People suffering from the Usher Syndrome usually are born deaf or hard of hearing. Some people lose their hearing only at a later stage in life. Thanks to the screening of the hearing with new-born babies and DNA tests, deafness or loss of hearing can be discovered at an early stage already. In case of deafness and seriously bad hearing balance problems may occur, which will make learning to walk or to ride a bike take longer for children. As the eyesight increasingly deteriorates, lip reading in support of understanding of speech can become increasingly complicated and even impossible eventually.
The hearing system consists of three elements, which together enable us to hear sounds. The external part of the ear (the auricle), the middle ear and the inner ear receive vibrations and convert these into signals that the auditory nerve transfers to the brains. The brains recognise these signals as sound.
Being able to hear means hearing many thousands of different sounds and tones. People do not just hear a sound. We observe a combination of various frequencies (pitches) and the various sound pressure levels of these tones.
Deafness and being hard of hearing includes various levels.
There are six levels of loss of hearing, varying from slight loss of hearing to complete deafness.
‘Deaf’ is a broad concept. Sometimes a person is called ‘deaf’ when he or she does not correctly hear one word in a conversation. Someone wearing hearing aids who can correctly hear speech is also often called deaf or considers him/herself as being deaf. And someone who can hear almost nothing can also be called deaf.
Children diagnosed for Usher Syndrome who were born hard of hearing or whose hearing deteriorated during childhood or at adult age, have a (progressive) perceptive loss of hearing. The low sound frequencies are heard better than the high sound frequencies.
In order to be able to make the diagnosis for Usher Syndrome, you or your child will have to undergo various hearing tests. After having received the diagnosis for Usher, you or your child will regularly have to go to an audiologist in the Audiological Centre for optimum revalidation of hearing for the whole of life.
The various hearing tests give a good indication of the development of the loss of hearing.
Early intervention of hearing revalidation is crucial. A child that was born deaf or hard of hearing will, with hearing aids and if necessary with the help of sign language, be able to learn the spoken language and fully develop this. Wearing hearing aids or cochlear implants also contributes to the stimulation of the auditory nerve, so that this will optimally keep functioning. As the eyesight deteriorates, more accurately setting of the hearing aids and CIs will become increasingly important.
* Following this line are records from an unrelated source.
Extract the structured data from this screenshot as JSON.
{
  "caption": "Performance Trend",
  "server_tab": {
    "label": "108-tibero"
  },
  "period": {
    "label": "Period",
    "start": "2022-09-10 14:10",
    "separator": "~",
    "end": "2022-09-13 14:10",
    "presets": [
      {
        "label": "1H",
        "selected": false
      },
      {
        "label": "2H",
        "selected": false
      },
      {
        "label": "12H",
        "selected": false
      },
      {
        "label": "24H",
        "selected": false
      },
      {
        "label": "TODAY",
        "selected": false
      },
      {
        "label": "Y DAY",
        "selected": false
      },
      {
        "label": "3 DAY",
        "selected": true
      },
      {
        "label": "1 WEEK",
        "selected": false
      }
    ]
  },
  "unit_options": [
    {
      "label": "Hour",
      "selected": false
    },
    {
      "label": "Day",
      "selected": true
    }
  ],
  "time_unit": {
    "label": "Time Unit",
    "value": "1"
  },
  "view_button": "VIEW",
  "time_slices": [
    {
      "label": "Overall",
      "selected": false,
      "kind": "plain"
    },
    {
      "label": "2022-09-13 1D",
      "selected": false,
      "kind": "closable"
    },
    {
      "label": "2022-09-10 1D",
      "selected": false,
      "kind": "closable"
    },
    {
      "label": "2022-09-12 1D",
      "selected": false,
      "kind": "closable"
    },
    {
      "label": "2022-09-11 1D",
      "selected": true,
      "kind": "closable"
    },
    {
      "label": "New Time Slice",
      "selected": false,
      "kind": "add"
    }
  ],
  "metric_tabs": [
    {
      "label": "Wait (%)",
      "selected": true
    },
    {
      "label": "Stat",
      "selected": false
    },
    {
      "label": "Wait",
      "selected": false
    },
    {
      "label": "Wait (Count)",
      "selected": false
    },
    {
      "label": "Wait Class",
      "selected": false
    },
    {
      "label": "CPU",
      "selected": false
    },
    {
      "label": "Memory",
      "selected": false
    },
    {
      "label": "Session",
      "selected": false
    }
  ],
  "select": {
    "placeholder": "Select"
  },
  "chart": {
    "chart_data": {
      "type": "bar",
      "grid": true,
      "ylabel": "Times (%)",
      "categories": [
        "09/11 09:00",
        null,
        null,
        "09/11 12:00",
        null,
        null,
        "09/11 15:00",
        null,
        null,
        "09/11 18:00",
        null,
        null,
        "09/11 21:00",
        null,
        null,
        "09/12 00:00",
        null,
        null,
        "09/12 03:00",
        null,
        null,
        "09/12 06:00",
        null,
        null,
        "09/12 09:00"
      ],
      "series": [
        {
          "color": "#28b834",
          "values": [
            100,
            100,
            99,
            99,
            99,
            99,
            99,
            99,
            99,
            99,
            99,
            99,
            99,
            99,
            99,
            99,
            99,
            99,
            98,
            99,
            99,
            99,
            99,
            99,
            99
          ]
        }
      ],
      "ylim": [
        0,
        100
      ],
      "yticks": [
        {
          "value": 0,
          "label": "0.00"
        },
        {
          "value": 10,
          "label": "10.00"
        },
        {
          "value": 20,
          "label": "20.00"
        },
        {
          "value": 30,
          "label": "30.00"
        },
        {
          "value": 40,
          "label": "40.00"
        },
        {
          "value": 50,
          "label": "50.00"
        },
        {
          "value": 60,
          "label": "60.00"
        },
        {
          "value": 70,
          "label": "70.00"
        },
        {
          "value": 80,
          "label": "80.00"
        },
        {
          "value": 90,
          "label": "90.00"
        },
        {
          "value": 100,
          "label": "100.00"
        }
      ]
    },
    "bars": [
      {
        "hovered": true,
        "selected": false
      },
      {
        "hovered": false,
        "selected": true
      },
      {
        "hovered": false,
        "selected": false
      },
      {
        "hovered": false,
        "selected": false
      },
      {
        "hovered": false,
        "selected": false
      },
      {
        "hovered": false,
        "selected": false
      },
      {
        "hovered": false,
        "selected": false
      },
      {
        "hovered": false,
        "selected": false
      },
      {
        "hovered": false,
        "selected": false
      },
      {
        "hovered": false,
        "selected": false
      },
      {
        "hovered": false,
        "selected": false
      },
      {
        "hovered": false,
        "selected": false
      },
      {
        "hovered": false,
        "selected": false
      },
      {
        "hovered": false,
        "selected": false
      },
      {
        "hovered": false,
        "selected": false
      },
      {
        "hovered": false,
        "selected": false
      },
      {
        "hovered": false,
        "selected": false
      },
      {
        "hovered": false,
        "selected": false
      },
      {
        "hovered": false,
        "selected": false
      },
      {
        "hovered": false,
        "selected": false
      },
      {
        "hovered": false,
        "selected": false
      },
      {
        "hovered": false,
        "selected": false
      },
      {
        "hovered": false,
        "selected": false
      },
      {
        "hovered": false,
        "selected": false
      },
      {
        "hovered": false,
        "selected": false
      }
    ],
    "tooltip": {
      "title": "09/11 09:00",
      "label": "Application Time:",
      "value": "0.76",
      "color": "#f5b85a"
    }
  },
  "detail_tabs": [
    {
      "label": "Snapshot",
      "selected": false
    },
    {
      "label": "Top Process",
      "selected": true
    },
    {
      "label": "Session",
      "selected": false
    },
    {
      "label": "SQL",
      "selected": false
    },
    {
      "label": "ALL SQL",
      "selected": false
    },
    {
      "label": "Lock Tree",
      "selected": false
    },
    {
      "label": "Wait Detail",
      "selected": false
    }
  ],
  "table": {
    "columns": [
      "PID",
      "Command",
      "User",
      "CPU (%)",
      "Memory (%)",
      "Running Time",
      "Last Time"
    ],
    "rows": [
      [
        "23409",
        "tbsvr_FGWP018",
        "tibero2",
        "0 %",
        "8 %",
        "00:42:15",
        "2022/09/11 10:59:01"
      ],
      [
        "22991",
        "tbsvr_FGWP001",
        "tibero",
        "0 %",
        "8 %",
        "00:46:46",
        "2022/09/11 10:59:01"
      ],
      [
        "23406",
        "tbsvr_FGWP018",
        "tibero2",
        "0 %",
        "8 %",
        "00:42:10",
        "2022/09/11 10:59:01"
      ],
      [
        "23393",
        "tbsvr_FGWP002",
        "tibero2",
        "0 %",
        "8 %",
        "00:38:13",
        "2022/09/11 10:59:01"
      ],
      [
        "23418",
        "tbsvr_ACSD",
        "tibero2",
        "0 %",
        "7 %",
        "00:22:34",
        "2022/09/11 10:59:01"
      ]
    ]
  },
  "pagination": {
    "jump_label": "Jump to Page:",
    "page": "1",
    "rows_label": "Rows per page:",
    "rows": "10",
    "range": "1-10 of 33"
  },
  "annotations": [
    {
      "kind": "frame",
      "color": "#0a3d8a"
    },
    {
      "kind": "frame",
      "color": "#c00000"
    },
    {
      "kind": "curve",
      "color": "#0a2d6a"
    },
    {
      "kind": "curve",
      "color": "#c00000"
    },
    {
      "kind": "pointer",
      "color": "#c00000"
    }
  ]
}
Not hearing well often makes it difficult to come into contact with other people. You do not always understand the other and this makes you insecure. In a poorly lit room it is really difficult to read the lips or see the signs of the other person. Still there are very many (innovative) solutions and aids that can make communication easier. There are communication techniques, useful apps and we give tips and tricks.
At this moment there is no effective treatment for Usher Syndrome yet. A DNA test can discover changes in the genes (mutations). Various research institutes all over the world are very busy finding a solution for Usher Syndrome.
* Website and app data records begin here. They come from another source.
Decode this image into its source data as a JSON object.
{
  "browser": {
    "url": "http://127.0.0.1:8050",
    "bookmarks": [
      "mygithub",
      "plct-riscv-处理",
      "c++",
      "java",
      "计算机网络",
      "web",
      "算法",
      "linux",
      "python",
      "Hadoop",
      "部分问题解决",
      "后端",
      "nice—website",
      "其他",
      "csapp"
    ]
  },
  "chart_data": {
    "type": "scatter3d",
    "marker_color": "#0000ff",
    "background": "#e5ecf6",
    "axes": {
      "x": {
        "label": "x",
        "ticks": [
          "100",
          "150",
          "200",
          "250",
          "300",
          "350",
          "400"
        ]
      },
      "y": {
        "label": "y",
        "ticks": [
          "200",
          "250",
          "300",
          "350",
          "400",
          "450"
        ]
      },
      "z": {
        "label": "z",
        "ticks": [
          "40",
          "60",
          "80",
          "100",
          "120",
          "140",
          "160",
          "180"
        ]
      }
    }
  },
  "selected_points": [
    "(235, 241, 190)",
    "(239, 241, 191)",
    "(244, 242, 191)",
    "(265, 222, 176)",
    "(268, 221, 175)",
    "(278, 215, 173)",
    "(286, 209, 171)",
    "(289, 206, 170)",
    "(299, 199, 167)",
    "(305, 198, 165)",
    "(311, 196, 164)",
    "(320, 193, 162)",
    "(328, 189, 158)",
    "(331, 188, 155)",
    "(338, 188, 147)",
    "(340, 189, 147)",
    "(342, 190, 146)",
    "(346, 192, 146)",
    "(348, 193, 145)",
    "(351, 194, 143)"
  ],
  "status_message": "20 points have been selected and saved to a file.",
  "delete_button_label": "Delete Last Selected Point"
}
Also investigations and studies are conducted in the world that do not specifically offer a solution for people suffering from Usher Syndrome, but that may be of significance for them in the future.
- Also protect your ears against prolonged and loud noise
- Daily wear hearing aids and/or cochlear implants in order to keep stimulating the auditory nerve
- Ensure the very best and optimum hearing rehabilitation to make sure that although your eyesight is deteriorating, you can still get as much as possible information from what is going on around you.
- Be aware of the negative (temporary) side-effects of some medicines on hearing, tinnitus and hyperacusis.